Defamation case: Rahul Gandhi moves Supreme CourtNew Delhi: Congress Vice President Rahul Gandhi has moved the Supreme Court seeking a stay on the Bombay High Court order dismissing his plea for quashing a defamation case against him for allegedly blaming RSS
New Delhi: Congress Vice President Rahul Gandhi has moved the Supreme Court seeking a stay on the Bombay High Court order dismissing his plea for quashing a defamation case against him for allegedly blaming RSS for the assassination of Mahatma Gandhi.
The petition, which is listed for hearing tomorrow before the bench headed by Justice Dipak Mishra, has also challenged the constitutional validity of the penal provisions dealing with defamation.
Gandhi's pleaseeking to quash the complaint filed by RSS activist Rajesh Kunte before a magisterial court in Bhiwandi in Thane district of Maharashtra was rejected by the Bombay High Court on March 10.
It was alleged by the RSS activist that the Congress leader had said at a rally during last year's Lok Sabha poll that a worker of the saffron outfit killed Mahatma Gandhi.
In his complaint, Kunte, secretary of Bhiwandi unit of RSS, had alleged that Rahultold an election rally at Sonale on March 6 that "RSS people killed Gandhiji". He said the Congress vice president had sought to tarnish the reputation of the Sangh through his speech.
Following the complaint, the magistrate's court had initiated proceedings and issued a notice to Rahul directing him to appear before it.
The Congress leader then approached the High Court seeking exemption from appearance and quashing of the complaint.
Rahul's lawyers argued that the complaint was motivated and malafide and deserved to be quashed.
They argued that no case was made out against Rahul and the criminal proceedings initiated against him were part of BJP's election campaign.
The prosecution had opposed the petition and argued that Rahul can plead his case and lead evidence during trial before the magistrate.

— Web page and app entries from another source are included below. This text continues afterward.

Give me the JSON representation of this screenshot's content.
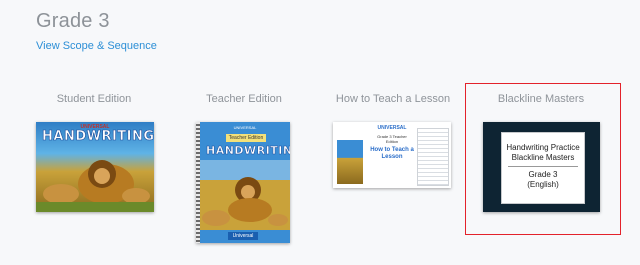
{
  "page": {
    "title": "Grade 3",
    "scope_link": "View Scope & Sequence"
  },
  "cards": [
    {
      "label": "Student Edition",
      "cover_word": "HANDWRITING",
      "cover_tag": "UNIVERSAL"
    },
    {
      "label": "Teacher Edition",
      "cover_word": "HANDWRITING",
      "cover_tag": "UNIVERSAL",
      "banner": "Teacher Edition",
      "footer": "Universal"
    },
    {
      "label": "How to Teach a Lesson",
      "cover_title": "How to Teach a Lesson",
      "cover_tag": "UNIVERSAL",
      "cover_sub": "Grade 3 Teacher Edition"
    },
    {
      "label": "Blackline Masters",
      "line1": "Handwriting Practice",
      "line2": "Blackline Masters",
      "line3": "Grade 3",
      "line4": "(English)"
    }
  ],
  "colors": {
    "link": "#2d8fd6",
    "highlight": "#e3222b",
    "blm_frame": "#0e2433"
  }
}
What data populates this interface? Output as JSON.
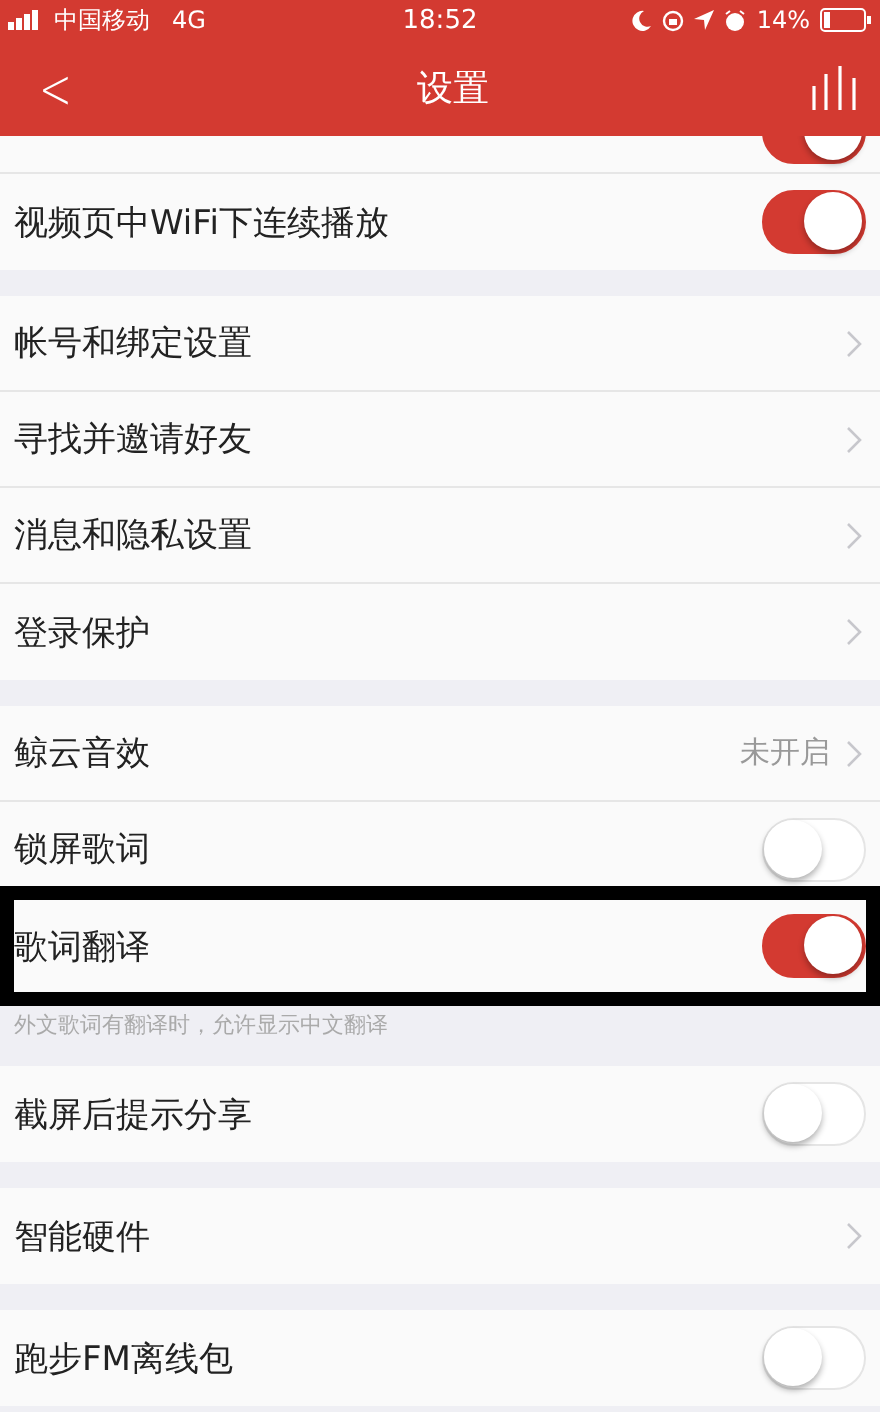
{
  "status_bar": {
    "carrier": "中国移动",
    "network": "4G",
    "time": "18:52",
    "battery_text": "14%"
  },
  "nav": {
    "back": "<",
    "title": "设置"
  },
  "sections": [
    {
      "items": [
        {
          "kind": "toggle",
          "on": true,
          "partial": true
        },
        {
          "kind": "toggle",
          "label": "视频页中WiFi下连续播放",
          "on": true
        }
      ]
    },
    {
      "items": [
        {
          "kind": "link",
          "label": "帐号和绑定设置"
        },
        {
          "kind": "link",
          "label": "寻找并邀请好友"
        },
        {
          "kind": "link",
          "label": "消息和隐私设置"
        },
        {
          "kind": "link",
          "label": "登录保护"
        }
      ]
    },
    {
      "items": [
        {
          "kind": "link",
          "label": "鲸云音效",
          "value": "未开启"
        },
        {
          "kind": "toggle",
          "label": "锁屏歌词",
          "on": false
        },
        {
          "kind": "toggle",
          "label": "歌词翻译",
          "on": true,
          "highlighted": true
        }
      ],
      "footnote": "外文歌词有翻译时，允许显示中文翻译"
    },
    {
      "items": [
        {
          "kind": "toggle",
          "label": "截屏后提示分享",
          "on": false
        }
      ]
    },
    {
      "items": [
        {
          "kind": "link",
          "label": "智能硬件"
        }
      ]
    },
    {
      "items": [
        {
          "kind": "toggle",
          "label": "跑步FM离线包",
          "on": false
        }
      ]
    }
  ]
}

The High Court today dismissed the petition and refused to grant stay on its order to allow the Congress leader time to appeal against it in the Supreme Court.